“We anticipate the removal of the $2,000 cap will have a positive impact on our geothermal system sales moving forward,” said Bill Seguin, Seguin Heating & Air, New Milford,CT “The improved tax incentive will make geothermal systems more affordable for homeowners and allow them to make decisions about their home comfort systems based more on energy and comfort concerns and less on installation price.”
The new tax credits are retroactive to Jan. 1, 2009, and expire on Dec. 31, 2016. Residential systems installed Jan. 1, 2008, through Dec. 31, 2008, are also eligible for the 30 percent tax credit, but they are subject to the provisions of previous legislation, including the $2,000 cap.
To qualify for the tax credit, residential systems must meet Energy Star requirements. Owners can file for the credit by completing the Renewable Energy Credits subsection on their 2009 tax return forms. No proof of purchase is required. However, in case of an audit, owners are encouraged to keep a detailed invoice of their purchase on file. Contractors who install the product should list the purchase as a “Geothermal Heat Pump” on the invoice and note that the unit “Meets or exceeds requirements of the Energy Star program currently in effect.”
“This new, larger tax incentive supports geothermal technology as a homegrown solution to both the energy and the financial crisis by encouraging the growth of renewable energy and creating opportunities for the heating and air-conditioning contractors, electricians, plumbers, excavators and drilling machine operators that support the geothermal industry,” said Bruce Ritchey, CEO of WaterFurnace Renewable Energy, Inc. “Geothermal heat pumps and the machines used to put the renewable heat exchangers in the earth are all made in the United States. Additionally, every system installed requires skilled U.S. labor across a variety of trades.”

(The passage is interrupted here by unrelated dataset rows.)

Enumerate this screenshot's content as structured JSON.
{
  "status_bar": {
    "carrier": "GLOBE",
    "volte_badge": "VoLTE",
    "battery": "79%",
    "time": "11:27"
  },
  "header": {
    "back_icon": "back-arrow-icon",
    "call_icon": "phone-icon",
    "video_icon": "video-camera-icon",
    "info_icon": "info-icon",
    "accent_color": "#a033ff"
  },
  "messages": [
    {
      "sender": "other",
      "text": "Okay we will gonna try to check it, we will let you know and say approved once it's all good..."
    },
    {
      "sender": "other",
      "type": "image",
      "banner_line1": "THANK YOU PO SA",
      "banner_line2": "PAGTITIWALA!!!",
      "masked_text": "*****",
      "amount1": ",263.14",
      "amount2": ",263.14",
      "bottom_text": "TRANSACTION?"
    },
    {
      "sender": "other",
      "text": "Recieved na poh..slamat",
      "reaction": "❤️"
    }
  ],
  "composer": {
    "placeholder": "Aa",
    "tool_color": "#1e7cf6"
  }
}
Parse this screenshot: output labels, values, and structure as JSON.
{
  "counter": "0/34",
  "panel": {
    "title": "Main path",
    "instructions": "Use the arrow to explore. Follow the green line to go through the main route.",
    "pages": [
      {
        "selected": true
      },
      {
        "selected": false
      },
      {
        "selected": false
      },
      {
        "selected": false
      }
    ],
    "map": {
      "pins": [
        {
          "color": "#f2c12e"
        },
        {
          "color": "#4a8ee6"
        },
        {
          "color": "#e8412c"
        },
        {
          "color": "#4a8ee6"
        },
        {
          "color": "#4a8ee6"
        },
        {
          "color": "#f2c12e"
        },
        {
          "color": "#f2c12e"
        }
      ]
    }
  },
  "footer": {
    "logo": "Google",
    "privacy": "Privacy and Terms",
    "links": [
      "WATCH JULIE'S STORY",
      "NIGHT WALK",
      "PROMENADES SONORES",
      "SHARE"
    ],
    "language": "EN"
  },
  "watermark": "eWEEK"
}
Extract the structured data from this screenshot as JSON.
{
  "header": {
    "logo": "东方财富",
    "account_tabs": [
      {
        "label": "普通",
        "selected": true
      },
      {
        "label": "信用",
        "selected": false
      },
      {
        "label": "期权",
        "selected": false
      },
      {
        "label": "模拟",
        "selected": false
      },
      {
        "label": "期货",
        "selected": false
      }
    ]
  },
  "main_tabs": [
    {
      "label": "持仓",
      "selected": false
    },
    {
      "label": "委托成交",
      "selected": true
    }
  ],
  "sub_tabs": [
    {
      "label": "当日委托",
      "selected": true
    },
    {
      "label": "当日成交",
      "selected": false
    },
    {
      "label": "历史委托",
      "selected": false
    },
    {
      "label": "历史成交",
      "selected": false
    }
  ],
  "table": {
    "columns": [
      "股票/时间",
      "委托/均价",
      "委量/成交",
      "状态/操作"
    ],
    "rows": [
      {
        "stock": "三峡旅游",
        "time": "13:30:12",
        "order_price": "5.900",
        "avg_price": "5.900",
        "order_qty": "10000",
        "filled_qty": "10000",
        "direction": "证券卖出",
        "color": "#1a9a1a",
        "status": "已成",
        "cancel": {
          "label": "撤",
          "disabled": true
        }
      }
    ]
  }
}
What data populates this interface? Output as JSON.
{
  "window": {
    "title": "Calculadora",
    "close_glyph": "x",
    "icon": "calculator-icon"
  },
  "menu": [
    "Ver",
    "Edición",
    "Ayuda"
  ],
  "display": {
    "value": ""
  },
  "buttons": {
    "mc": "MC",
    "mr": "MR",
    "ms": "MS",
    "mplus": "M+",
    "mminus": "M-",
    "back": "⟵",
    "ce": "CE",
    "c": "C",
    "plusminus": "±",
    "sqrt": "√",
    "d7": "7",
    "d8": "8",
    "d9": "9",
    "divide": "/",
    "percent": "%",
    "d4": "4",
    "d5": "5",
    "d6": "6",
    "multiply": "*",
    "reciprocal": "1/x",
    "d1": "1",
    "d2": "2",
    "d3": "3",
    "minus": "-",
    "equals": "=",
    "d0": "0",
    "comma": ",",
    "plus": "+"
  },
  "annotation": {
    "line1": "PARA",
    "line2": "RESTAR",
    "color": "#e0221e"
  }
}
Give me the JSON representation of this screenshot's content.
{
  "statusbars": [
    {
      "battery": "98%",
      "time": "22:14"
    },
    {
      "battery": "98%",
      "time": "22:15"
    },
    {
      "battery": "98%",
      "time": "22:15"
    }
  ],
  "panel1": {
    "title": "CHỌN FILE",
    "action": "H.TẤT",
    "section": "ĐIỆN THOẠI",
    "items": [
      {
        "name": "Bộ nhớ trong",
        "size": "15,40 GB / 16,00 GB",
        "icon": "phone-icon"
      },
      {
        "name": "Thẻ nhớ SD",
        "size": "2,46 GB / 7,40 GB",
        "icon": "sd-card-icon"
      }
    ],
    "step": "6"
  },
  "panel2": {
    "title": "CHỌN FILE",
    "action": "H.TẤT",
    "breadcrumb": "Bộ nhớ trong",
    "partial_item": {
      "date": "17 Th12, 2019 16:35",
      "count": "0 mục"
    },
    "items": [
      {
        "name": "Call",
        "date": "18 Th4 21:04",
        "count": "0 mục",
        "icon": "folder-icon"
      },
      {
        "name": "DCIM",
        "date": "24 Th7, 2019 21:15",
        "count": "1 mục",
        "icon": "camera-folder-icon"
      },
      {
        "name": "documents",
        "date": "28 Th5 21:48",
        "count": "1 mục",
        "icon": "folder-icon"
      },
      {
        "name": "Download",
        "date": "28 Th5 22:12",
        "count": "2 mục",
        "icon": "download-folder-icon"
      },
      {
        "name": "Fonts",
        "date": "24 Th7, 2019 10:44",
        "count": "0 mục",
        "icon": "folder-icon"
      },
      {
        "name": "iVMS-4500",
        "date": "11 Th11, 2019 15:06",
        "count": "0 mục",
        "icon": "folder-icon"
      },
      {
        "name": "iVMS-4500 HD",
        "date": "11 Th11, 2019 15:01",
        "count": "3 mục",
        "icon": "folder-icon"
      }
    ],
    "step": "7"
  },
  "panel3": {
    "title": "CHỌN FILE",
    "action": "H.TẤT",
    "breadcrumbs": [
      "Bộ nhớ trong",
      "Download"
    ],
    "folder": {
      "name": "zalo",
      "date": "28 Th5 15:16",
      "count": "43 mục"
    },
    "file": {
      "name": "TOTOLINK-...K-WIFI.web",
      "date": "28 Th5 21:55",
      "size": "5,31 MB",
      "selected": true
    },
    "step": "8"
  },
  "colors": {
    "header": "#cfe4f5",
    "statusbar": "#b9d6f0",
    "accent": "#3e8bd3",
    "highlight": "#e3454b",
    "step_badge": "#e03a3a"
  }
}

Geothermal systems tap the free, renewable supply of solar energy stored just a few feet below the Earth’s surface and use that energy to drive heating and cooling systems in both residential and commercial buildings. In addition to utility, state and now federal tax incentives that enhance the affordability of geothermal systems, this cost-effective, environmentally friendly technology offers a host of benefits that includes:
- Free, renewable supply of solar energy
- Efficiency ratings up to five times higher than those of ordinary heating and cooling systems
- Savings on utility bills up to 70 percent
- Reduced carbon footprint, since the system burns no fossil fuels
- More even distribution of heating and cooling for improved comfort
- Improved indoor air quality
- Quiet operation with no noisy outdoor units to disturb the environment or neighbors
- Safe operation that requires no open flame or fuel storage tanks
- Less maintenance
- Increased system longevity (an average life span of 24 years vs.15 for conventional air conditioners and 20 years for fossil fuel furnaces)